I cannot close this chapter without congratulating the laity upon its intellectual improvement relative to things medical. Fads and fancies, ignorance and superstition are rapidly being replaced by a decent sort of common sense and this adds aid and pleasure to the work of honest and intelligent physicians. Harder and harder will it become for charlatans, quacks and half educated doctors to thrive parasitically upon the ignorance of the people, for this too "shall pass away." It was not many years ago that physicians were graduated in two or three years and this short course resulted in one physician to every five hundred and twenty population in United States. Through a demand by the physicians, which extended throughout the entire country, for a longer and a higher plan of training and education for the physician, the matriculation in medical colleges has been suddenly and greatly reduced. Not only this, but a great many medical colleges have been unable to meet this great demand and have merged with other medical institutions or gone completely out of business. Dartmouth, the fourth oldest medical school in America, could not meet the demands and no longer teaches medi-
310 O BRIEN AND OSCEOLA COUNTIES, IOWA.
cine and surgery. It is calculated that in 1827 there will be only one physician to every two thousand two hundred population, where now there is one physician to every five hundred and twenty people in the country. This scarcity of physicians will be due to medical colleges discontinuing their work and a marked decrease in medical matriculates, and to many of the medical students becoming weary of the long college grind and giving up their medical studies and turning their attention to other work. In these circumstances there will be without doubt a hardship worked upon both the physicians and the public in the future. Hence this age is crying out for young men to enter the medical profession. Young men of noble character and moral worth; men with large mental capacity, strong, brave and true. This class of young men are the ones who are to solve the mighty problems and carry the great responsibility of medicine and surgery in the future. Their work, problems, and responsibilities will be much mightier than ours, the same as ours of today are much greater than those of the past. But let us fear not that these young men will meet the future problems of medicine and surgery, bravely and effectually. And now upon the graves of those physicians who have practiced medicine in O'Brien county and have joined the "great beyond," let us drop a tear and place a flower.
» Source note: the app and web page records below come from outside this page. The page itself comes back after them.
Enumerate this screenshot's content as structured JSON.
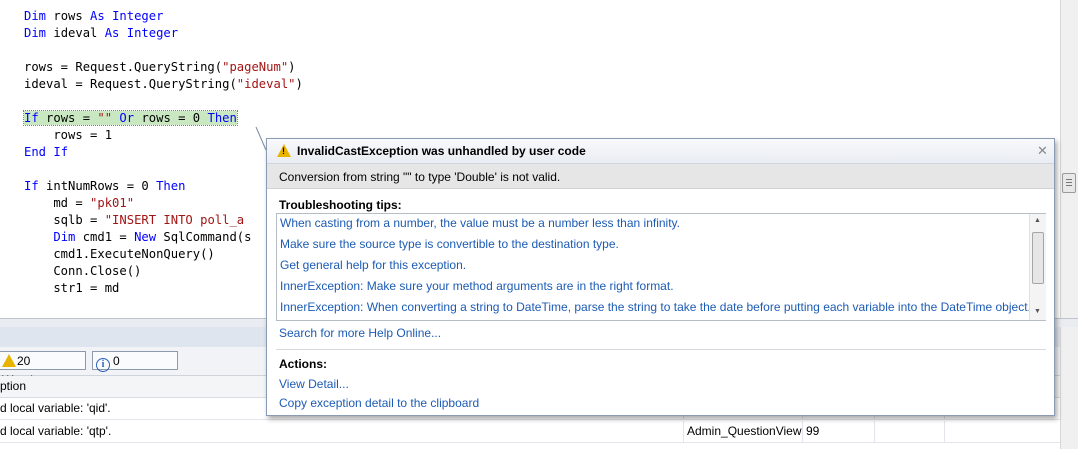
{
  "editor": {
    "lines": {
      "l1": {
        "kw1": "Dim",
        "mid": " rows ",
        "kw2": "As",
        "sp": " ",
        "kw3": "Integer"
      },
      "l2": {
        "kw1": "Dim",
        "mid": " ideval ",
        "kw2": "As",
        "sp": " ",
        "kw3": "Integer"
      },
      "l4": {
        "pre": "rows = Request.QueryString(",
        "str": "\"pageNum\"",
        "post": ")"
      },
      "l5": {
        "pre": "ideval = Request.QueryString(",
        "str": "\"ideval\"",
        "post": ")"
      },
      "l7": {
        "kw1": "If",
        "a": " rows = ",
        "str": "\"\"",
        "sp1": " ",
        "kw2": "Or",
        "b": " rows = 0 ",
        "kw3": "Then"
      },
      "l8": {
        "text": "    rows = 1"
      },
      "l9": {
        "kw1": "End",
        "sp": " ",
        "kw2": "If"
      },
      "l11": {
        "kw1": "If",
        "mid": " intNumRows = 0 ",
        "kw2": "Then"
      },
      "l12": {
        "pre": "    md = ",
        "str": "\"pk01\""
      },
      "l13": {
        "pre": "    sqlb = ",
        "str": "\"INSERT INTO poll_a"
      },
      "l14": {
        "ind": "    ",
        "kw1": "Dim",
        "mid": " cmd1 = ",
        "kw2": "New",
        "post": " SqlCommand(s"
      },
      "l15": {
        "text": "    cmd1.ExecuteNonQuery()"
      },
      "l16": {
        "text": "    Conn.Close()"
      },
      "l17": {
        "text": "    str1 = md"
      }
    }
  },
  "error_list": {
    "warnings_label": "20 Warnings",
    "messages_label": "0 Messages",
    "info_glyph": "i",
    "header_description": "ption",
    "rows": [
      {
        "description": "d local variable: 'qid'.",
        "file": "",
        "line": ""
      },
      {
        "description": "d local variable: 'qtp'.",
        "file": "Admin_QuestionView.",
        "line": "99"
      }
    ]
  },
  "exception_popup": {
    "title": "InvalidCastException was unhandled by user code",
    "message": "Conversion from string \"\" to type 'Double' is not valid.",
    "tips_label": "Troubleshooting tips:",
    "tips": [
      "When casting from a number, the value must be a number less than infinity.",
      "Make sure the source type is convertible to the destination type.",
      "Get general help for this exception.",
      "InnerException: Make sure your method arguments are in the right format.",
      "InnerException: When converting a string to DateTime, parse the string to take the date before putting each variable into the DateTime object."
    ],
    "search_link": "Search for more Help Online...",
    "actions_label": "Actions:",
    "view_detail": "View Detail...",
    "copy_detail": "Copy exception detail to the clipboard",
    "close_glyph": "✕",
    "warn_glyph": "!"
  },
  "colors": {
    "keyword": "#0000ff",
    "string": "#a31515",
    "link": "#1c5bb4",
    "highlight": "#c9e8c2"
  }
}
To those physicians who in O'Brien county are now "carrying the cross" and "going about doing good," let us extend our gratitude and crown them with our benediction.